Every morning, I stand in a circle with members of my team. These are statisticians, engineers, content folks, and researchers. Together, we participate in a standup, a time when we each share what we’ve done since yesterday, what we plan to do today, and where we’re stuck.
As we share how we’re stuck – maybe it’s a difficult analysis, engineering problem, platform content challenge, or research method – we speak up if we can offer a concrete, next step solution. Otherwise, we remain silent.
There is no ego, there are no wasted words, and there is no judgment. There is no shame in saying, “I don’t know.” Instead, it’s a common occurrence. If you’re solving difficult and interesting problems, it’s likely that you’re not going to know what to do every step of the way. If you always knew, the problem probably wouldn’t be all that interesting.

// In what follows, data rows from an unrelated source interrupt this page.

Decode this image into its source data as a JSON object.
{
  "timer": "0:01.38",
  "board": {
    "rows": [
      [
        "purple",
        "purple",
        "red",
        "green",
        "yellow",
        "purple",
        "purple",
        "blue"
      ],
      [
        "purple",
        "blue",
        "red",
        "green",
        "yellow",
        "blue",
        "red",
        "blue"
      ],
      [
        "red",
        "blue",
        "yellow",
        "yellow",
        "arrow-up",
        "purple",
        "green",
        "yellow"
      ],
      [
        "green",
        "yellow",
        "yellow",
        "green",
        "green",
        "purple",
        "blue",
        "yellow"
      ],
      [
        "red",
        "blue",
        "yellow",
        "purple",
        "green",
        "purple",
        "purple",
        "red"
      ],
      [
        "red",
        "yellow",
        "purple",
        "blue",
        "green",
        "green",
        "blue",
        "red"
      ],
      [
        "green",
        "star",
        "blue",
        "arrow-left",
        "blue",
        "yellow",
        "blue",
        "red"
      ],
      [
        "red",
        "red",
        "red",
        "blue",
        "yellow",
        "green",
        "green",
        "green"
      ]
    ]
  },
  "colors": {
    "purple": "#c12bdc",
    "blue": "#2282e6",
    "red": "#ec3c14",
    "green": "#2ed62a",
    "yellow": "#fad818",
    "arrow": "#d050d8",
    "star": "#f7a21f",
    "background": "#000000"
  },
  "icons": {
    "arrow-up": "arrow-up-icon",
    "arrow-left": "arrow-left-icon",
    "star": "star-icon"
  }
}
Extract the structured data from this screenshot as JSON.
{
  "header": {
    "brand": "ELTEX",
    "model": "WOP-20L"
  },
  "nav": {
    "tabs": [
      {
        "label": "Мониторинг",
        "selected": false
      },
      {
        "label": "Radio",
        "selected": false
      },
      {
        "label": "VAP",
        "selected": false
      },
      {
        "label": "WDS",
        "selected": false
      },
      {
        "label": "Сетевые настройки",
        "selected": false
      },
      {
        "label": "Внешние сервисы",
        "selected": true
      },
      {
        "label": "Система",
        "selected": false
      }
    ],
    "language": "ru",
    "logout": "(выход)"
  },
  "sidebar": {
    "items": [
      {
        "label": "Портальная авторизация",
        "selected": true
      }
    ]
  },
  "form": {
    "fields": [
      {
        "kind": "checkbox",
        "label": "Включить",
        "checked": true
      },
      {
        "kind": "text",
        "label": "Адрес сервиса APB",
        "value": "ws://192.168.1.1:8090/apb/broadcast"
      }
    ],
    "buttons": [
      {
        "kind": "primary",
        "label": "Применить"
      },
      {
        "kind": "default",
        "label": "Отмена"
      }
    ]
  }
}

When we offer solutions, they may take the form of online content – a video, a website, a code base – an expert someone knows, a promise to check a social networking site for more information, and a video, to name a few. The goal is to get unstuck, so we support one another in doing that in any way possible. No one waits around for permission to take action or to offer advice.
When I look around the circle, I see people of all shapes, sizes, colors, appearances, and skill sets. I see novices and experts standing side by side, all respecting one another through the power of the standup.

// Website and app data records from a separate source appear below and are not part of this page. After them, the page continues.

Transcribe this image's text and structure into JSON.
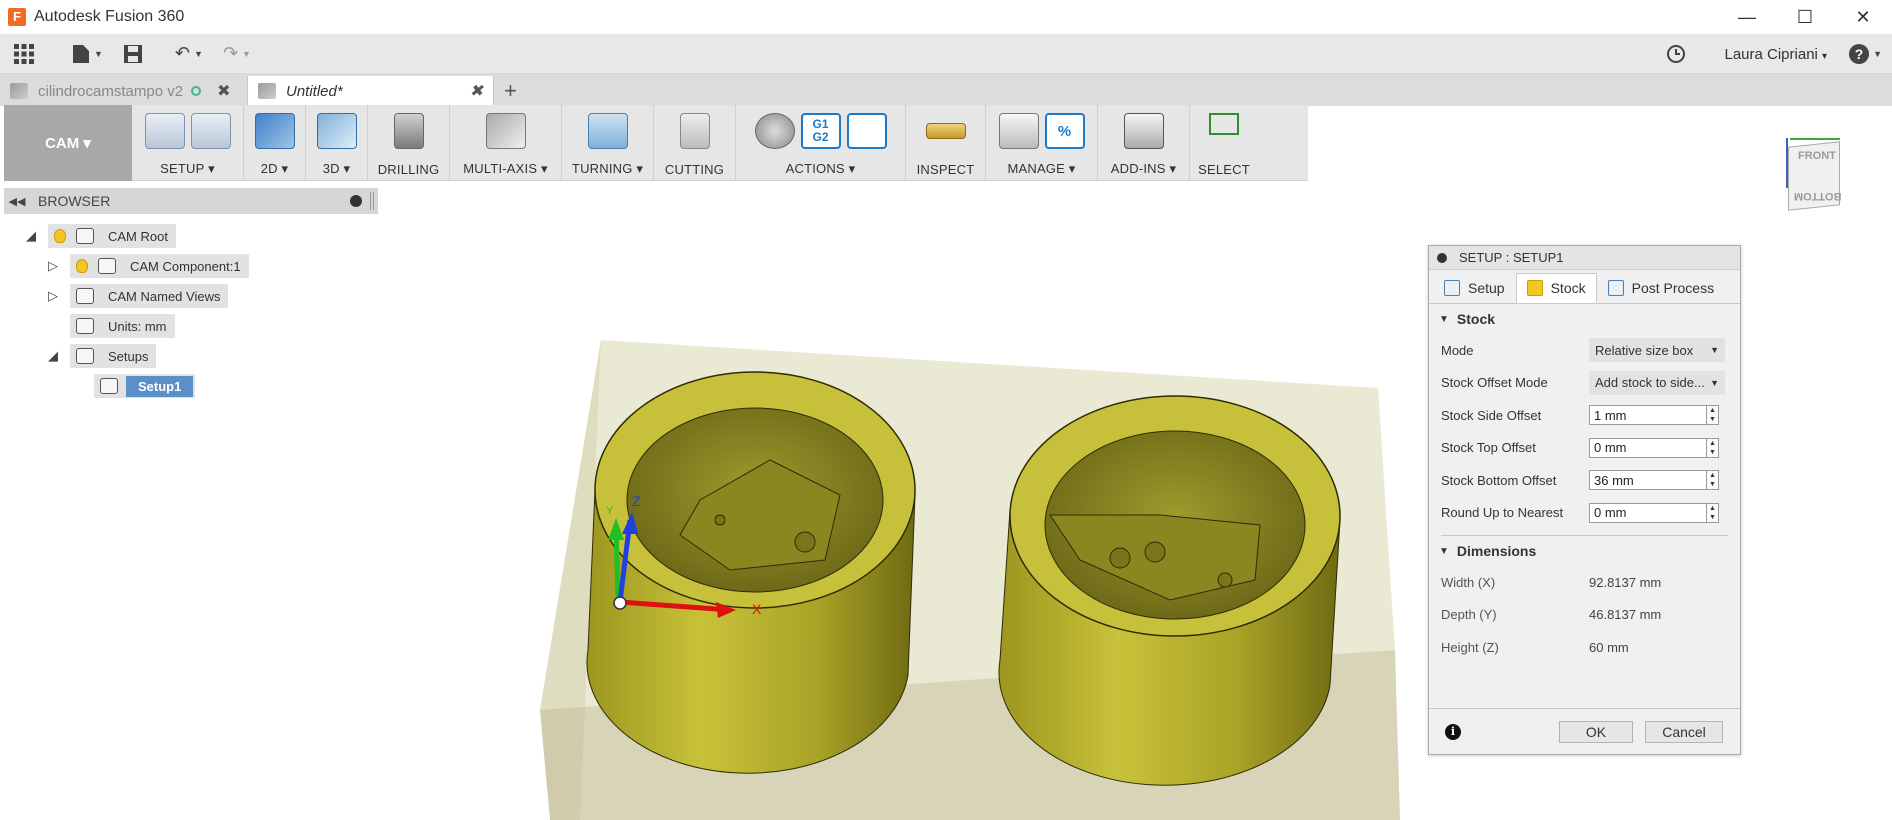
{
  "app": {
    "title": "Autodesk Fusion 360",
    "logo_letter": "F"
  },
  "quick_access": {
    "user": "Laura Cipriani",
    "user_caret": "▾",
    "help": "?"
  },
  "tabs": [
    {
      "label": "cilindrocamstampo v2",
      "active": false
    },
    {
      "label": "Untitled*",
      "active": true
    }
  ],
  "workspace": {
    "label": "CAM ▾"
  },
  "ribbon": {
    "groups": [
      {
        "label": "SETUP ▾"
      },
      {
        "label": "2D ▾"
      },
      {
        "label": "3D ▾"
      },
      {
        "label": "DRILLING"
      },
      {
        "label": "MULTI-AXIS ▾"
      },
      {
        "label": "TURNING ▾"
      },
      {
        "label": "CUTTING"
      },
      {
        "label": "ACTIONS ▾"
      },
      {
        "label": "INSPECT"
      },
      {
        "label": "MANAGE ▾"
      },
      {
        "label": "ADD-INS ▾"
      },
      {
        "label": "SELECT"
      }
    ],
    "g1g2_text": "G1\nG2",
    "post_symbol": "%"
  },
  "viewcube": {
    "front": "FRONT",
    "bottom": "BOTTOM"
  },
  "browser": {
    "title": "BROWSER",
    "nodes": [
      {
        "label": "CAM Root"
      },
      {
        "label": "CAM Component:1"
      },
      {
        "label": "CAM Named Views"
      },
      {
        "label": "Units: mm"
      },
      {
        "label": "Setups"
      },
      {
        "label": "Setup1"
      }
    ]
  },
  "axes": {
    "x": "X",
    "y": "Y",
    "z": "Z"
  },
  "dialog": {
    "title": "SETUP : SETUP1",
    "tabs": [
      "Setup",
      "Stock",
      "Post Process"
    ],
    "stock_section": "Stock",
    "fields": {
      "mode": {
        "label": "Mode",
        "value": "Relative size box"
      },
      "offset_mode": {
        "label": "Stock Offset Mode",
        "value": "Add stock to side..."
      },
      "side_offset": {
        "label": "Stock Side Offset",
        "value": "1 mm"
      },
      "top_offset": {
        "label": "Stock Top Offset",
        "value": "0 mm"
      },
      "bottom_offset": {
        "label": "Stock Bottom Offset",
        "value": "36 mm"
      },
      "round_up": {
        "label": "Round Up to Nearest",
        "value": "0 mm"
      }
    },
    "dimensions_section": "Dimensions",
    "dimensions": {
      "width": {
        "label": "Width (X)",
        "value": "92.8137 mm"
      },
      "depth": {
        "label": "Depth (Y)",
        "value": "46.8137 mm"
      },
      "height": {
        "label": "Height (Z)",
        "value": "60 mm"
      }
    },
    "ok": "OK",
    "cancel": "Cancel"
  },
  "colors": {
    "model_yellow": "#8f8a1f",
    "stock_box": "#c9c6a0",
    "selection_blue": "#5b8fc7"
  }
}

My first standup was over a year ago. I kept waiting for the smart remark, the ego check, the gossip, the cynicism, or the lack of agency.

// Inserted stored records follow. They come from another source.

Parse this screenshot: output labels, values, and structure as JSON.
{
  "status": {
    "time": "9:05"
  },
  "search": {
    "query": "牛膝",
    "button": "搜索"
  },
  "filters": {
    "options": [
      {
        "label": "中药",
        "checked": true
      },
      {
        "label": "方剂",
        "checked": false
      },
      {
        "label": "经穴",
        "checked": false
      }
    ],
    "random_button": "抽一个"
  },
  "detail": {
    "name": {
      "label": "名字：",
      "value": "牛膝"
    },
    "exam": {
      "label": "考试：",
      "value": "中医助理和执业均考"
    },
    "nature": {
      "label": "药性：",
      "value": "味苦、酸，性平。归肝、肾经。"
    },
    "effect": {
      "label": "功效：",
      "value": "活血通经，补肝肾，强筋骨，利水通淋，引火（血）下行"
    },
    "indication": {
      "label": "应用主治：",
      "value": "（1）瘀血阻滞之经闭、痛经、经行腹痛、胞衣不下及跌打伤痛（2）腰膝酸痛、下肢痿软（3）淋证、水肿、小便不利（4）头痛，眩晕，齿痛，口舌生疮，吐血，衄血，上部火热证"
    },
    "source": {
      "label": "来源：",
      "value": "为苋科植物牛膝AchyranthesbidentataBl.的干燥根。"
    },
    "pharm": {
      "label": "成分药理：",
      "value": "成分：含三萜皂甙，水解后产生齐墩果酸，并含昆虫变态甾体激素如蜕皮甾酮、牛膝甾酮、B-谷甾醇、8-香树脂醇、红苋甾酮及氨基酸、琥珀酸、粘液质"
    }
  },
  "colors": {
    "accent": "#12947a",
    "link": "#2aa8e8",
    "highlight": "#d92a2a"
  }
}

I have to admit – I saw and felt those things quite often in schools and non-profits.
I never see them here. It’s incredible how real work with real deadlines and real interdependencies breeds a different level of interaction. All the crap fades away. It’s more fun. It’s more challenging.
It’s more real.